-- Available data follows --
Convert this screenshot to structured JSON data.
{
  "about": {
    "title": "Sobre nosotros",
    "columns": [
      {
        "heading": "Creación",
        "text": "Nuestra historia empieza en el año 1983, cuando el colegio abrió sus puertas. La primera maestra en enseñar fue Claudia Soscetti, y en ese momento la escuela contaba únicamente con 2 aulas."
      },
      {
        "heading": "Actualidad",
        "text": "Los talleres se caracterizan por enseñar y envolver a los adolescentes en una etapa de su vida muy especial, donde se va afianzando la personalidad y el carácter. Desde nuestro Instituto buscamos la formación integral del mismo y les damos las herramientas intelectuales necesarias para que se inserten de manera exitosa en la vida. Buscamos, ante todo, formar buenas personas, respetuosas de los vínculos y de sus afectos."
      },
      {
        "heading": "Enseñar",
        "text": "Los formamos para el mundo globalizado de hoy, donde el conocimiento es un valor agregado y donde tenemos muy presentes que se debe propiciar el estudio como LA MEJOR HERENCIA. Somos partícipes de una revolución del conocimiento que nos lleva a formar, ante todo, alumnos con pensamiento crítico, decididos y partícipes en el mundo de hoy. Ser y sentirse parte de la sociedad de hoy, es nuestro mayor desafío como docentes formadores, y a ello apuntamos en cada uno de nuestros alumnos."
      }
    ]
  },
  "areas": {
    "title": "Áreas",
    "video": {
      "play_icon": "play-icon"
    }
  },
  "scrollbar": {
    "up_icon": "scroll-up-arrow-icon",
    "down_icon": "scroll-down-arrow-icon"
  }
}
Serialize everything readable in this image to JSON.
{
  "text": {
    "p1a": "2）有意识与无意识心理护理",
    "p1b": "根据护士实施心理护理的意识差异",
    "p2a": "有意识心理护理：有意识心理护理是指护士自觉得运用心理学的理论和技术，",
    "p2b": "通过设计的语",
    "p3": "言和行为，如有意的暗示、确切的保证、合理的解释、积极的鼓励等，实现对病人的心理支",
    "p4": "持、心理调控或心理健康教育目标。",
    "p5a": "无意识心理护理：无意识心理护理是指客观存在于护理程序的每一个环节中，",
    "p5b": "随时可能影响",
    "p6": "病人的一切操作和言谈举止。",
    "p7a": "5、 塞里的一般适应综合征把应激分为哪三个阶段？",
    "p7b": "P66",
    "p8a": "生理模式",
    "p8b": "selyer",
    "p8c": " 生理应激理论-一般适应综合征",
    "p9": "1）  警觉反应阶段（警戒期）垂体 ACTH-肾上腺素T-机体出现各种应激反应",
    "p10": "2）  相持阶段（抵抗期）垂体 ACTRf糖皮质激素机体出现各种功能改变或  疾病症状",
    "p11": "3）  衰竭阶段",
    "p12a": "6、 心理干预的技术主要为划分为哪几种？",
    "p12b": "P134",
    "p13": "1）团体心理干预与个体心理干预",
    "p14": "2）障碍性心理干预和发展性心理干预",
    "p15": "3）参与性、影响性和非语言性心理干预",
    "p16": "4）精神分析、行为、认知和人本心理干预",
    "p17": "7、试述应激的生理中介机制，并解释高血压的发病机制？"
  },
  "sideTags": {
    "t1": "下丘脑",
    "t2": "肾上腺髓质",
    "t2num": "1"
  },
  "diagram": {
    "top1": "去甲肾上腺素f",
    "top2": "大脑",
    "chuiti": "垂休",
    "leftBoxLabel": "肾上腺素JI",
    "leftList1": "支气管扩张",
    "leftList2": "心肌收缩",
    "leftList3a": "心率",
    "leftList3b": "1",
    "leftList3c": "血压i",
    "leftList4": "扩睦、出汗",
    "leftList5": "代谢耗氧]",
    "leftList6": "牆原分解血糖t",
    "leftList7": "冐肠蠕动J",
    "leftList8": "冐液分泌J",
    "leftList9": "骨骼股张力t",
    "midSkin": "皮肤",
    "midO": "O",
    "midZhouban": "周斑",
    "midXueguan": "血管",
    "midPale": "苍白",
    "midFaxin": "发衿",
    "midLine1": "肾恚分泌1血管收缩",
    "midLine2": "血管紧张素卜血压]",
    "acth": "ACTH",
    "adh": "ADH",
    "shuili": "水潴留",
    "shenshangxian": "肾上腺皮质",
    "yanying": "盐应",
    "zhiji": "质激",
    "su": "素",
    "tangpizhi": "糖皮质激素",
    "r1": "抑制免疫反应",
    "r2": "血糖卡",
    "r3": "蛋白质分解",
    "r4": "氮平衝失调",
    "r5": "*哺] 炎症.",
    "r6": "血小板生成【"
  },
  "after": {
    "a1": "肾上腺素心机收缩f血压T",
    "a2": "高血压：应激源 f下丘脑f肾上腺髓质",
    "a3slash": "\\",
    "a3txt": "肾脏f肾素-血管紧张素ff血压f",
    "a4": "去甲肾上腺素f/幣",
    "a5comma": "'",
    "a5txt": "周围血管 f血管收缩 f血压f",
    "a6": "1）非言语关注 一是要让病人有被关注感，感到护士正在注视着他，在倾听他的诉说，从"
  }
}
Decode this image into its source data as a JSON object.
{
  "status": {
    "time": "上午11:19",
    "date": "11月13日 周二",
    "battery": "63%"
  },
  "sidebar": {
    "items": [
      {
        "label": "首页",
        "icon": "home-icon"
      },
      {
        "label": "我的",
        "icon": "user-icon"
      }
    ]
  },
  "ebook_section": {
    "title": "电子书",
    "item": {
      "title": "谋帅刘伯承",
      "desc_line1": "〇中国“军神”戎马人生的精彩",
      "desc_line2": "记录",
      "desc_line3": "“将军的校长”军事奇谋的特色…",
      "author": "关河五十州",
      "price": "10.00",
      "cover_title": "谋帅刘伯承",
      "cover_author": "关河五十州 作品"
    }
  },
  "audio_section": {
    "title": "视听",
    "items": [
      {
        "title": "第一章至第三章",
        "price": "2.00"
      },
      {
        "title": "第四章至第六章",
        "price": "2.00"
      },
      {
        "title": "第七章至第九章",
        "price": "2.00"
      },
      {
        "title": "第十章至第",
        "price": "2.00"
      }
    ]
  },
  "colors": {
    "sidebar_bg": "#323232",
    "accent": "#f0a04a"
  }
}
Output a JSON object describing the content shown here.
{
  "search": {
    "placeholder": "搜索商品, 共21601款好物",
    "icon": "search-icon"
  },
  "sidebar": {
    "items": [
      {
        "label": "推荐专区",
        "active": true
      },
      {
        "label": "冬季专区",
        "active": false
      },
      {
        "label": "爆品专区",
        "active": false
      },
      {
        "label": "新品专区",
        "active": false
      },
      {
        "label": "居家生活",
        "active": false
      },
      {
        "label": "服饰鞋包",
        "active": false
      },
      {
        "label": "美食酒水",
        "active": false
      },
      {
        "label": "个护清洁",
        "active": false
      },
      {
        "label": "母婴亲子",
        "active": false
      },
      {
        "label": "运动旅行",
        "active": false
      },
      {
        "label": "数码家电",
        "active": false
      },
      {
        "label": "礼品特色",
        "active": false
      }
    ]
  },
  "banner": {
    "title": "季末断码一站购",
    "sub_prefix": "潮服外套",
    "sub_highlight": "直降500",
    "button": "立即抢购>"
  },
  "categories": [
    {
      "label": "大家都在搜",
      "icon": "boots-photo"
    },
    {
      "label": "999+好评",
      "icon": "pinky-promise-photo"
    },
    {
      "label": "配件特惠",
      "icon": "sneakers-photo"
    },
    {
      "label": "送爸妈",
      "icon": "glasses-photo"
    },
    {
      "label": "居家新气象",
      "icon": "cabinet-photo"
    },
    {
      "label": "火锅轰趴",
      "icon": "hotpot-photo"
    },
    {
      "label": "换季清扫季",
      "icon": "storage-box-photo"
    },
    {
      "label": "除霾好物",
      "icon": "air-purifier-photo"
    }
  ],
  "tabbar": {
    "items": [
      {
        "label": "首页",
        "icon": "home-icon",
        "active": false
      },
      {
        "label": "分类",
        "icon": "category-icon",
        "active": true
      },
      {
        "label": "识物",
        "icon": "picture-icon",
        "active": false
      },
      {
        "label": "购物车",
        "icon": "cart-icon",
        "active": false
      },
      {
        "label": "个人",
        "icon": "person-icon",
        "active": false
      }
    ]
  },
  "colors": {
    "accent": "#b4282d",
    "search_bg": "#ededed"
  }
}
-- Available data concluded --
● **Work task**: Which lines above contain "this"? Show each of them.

● **Answer section**:
Convert this screenshot to structured JSON data.
Serialize everything readable in this image to JSON.
Decode this image into its source data as a JSON object.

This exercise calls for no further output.